* **Assignment**
Scan the records for the word "JSON". Copy each line that includes it.

* **Records shown**
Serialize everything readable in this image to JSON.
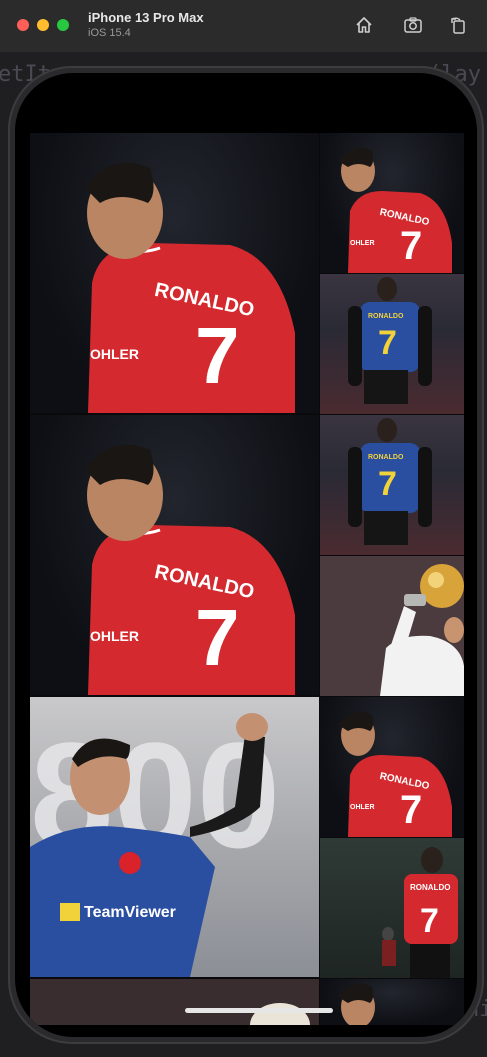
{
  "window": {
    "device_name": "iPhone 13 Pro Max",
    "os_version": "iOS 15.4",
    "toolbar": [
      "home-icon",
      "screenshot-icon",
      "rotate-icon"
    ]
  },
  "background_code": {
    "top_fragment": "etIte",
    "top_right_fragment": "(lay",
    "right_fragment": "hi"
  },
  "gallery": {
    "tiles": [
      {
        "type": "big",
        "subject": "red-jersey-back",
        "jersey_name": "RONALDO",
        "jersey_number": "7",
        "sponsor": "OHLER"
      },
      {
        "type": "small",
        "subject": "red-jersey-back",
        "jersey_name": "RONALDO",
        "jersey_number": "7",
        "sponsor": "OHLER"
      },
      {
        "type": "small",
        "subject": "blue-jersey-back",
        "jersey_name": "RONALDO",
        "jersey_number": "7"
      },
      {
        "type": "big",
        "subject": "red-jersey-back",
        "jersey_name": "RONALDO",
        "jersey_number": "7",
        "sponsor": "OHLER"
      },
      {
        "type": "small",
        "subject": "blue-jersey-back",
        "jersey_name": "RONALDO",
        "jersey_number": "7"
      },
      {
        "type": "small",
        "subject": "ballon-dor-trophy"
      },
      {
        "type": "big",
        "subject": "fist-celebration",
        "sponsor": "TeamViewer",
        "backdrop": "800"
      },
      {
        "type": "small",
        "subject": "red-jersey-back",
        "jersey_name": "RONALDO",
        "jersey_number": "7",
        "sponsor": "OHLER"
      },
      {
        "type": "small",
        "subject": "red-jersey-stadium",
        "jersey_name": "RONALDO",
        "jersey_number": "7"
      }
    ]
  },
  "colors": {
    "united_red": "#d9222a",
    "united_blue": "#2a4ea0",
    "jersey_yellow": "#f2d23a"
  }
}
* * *
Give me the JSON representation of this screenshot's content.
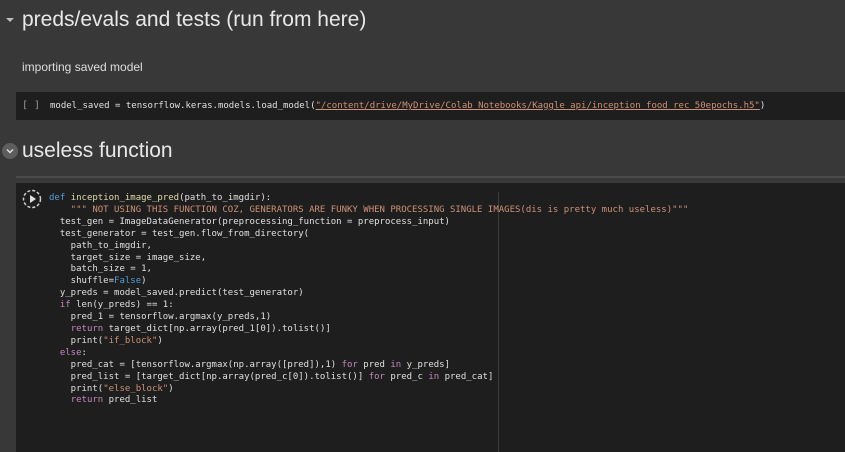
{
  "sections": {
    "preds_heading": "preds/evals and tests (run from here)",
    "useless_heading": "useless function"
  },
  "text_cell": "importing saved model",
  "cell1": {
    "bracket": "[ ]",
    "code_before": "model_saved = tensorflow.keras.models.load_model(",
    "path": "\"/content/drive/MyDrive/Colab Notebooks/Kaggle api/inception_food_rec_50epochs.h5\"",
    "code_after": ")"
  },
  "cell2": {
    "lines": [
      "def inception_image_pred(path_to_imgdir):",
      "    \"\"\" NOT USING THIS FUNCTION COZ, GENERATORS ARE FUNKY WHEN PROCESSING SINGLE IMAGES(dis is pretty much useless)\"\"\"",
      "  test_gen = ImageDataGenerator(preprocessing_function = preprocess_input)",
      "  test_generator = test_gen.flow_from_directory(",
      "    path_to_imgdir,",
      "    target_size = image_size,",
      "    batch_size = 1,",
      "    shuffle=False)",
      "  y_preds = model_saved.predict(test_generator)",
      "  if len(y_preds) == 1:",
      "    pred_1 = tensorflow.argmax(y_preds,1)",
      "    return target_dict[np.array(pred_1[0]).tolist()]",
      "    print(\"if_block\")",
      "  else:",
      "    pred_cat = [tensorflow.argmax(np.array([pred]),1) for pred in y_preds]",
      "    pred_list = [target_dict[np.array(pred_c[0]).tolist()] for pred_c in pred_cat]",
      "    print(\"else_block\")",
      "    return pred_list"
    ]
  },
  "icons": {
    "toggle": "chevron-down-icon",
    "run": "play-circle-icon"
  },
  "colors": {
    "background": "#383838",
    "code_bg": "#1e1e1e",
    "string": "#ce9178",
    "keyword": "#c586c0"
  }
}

* **Answer space**
Serialize everything readable in this image to JSON.
Give me the JSON representation of this screenshot's content.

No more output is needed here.